My four-year-old daughter and I recently stopped by Paul’s Superette to purchase some scratch tickets as part of an upcoming anniversary gift. She didn’t comprehend what the scratch tickets even represented, only that she was so excited to be able to assist me in picking them out. There were no other customers in the building when we entered and the cashier was polite and ready to assist us.

Within a few moments, an elderly gentleman (I too use the term “gentleman” loosely, as I do believe his actions were anything but) entered the store and proceeded to walk to the cooler in the back to grab a bag of ice. The elderly man approached the counter with his ice and stood in line. Knowing there was someone waiting, I hurried my daughter and myself along with our purchases.

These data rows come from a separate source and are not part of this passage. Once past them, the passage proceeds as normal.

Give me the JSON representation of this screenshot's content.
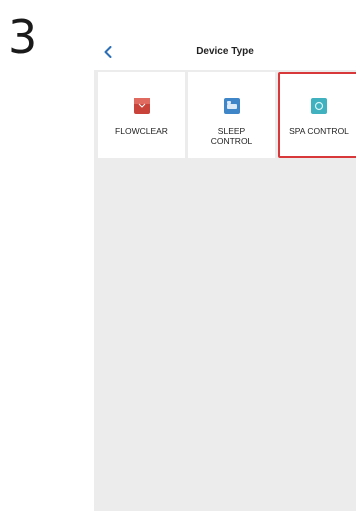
{
  "step": "3",
  "header": {
    "back_icon": "chevron-left-icon",
    "title": "Device Type"
  },
  "devices": [
    {
      "label": "FLOWCLEAR",
      "icon": "flowclear-icon",
      "color": "#c9433b"
    },
    {
      "label": "SLEEP\nCONTROL",
      "icon": "sleep-control-icon",
      "color": "#3f86c8"
    },
    {
      "label": "SPA CONTROL",
      "icon": "spa-control-icon",
      "color": "#3fb1bf",
      "selected": true
    }
  ],
  "colors": {
    "accent": "#2c6fb7",
    "selected_border": "#d8383a",
    "background": "#ececec"
  }
}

Apparently, “waiting” and “patient” were not vocabulary the elderly man was familiar with. Within a few seconds, he angrily turned, stomped to the back of the store and threw his bag of ice into the cooler, slamming the door afterwards. He then trudged out of the store. The cashier and I were astonished by his actions.

I collected my tickets and my daughter and I left the store only to be yelled at as we walked toward our vehicle. The elderly man had paused long enough to roll down his window and yell obscenities at my daughter and myself. I responded by asking him if he was a grandfather and if he knew what the word “patience” meant. He screamed, “No, I hate kids! And now I know why I never have had a wife either!”

Shaking my head in disbelief, I turned to my daughter only to see the frown on her face and to hear the question, “Mommy why was that man so mad at me? What did I do wrong?” I explained that she hadn’t done anything wrong and that there are, unfortunately, some very angry people in the world we live in. Within a moment, he sped off out of the parking lot, narrowly missing another car on his way.

How does one explain such immature behavior from an adult, a senior citizen, to a four-year-old child? I believe we all know who the real child was in this situation.

I was quite upset with how this man misbehaved, but realized by the time that I returned home that I should actually feel sorry for him. Being the age that he was, he was obviously so miserable with his own insecurities and his own failures in life that in order to feel better about himself, he needed to verbally attack a woman and child.

So if you are the elderly man I am referring to from this incident reading this letter, I hope you find some peace within yourself before it’s too late. I’m pretty sure your bag of ice would have stayed frozen during your wait in line, given the current weather and time of year. You couldn’t possibly use the excuse, “My ice was melting” — besides your cold heart could not have thawed that bag!

M.N. Rejman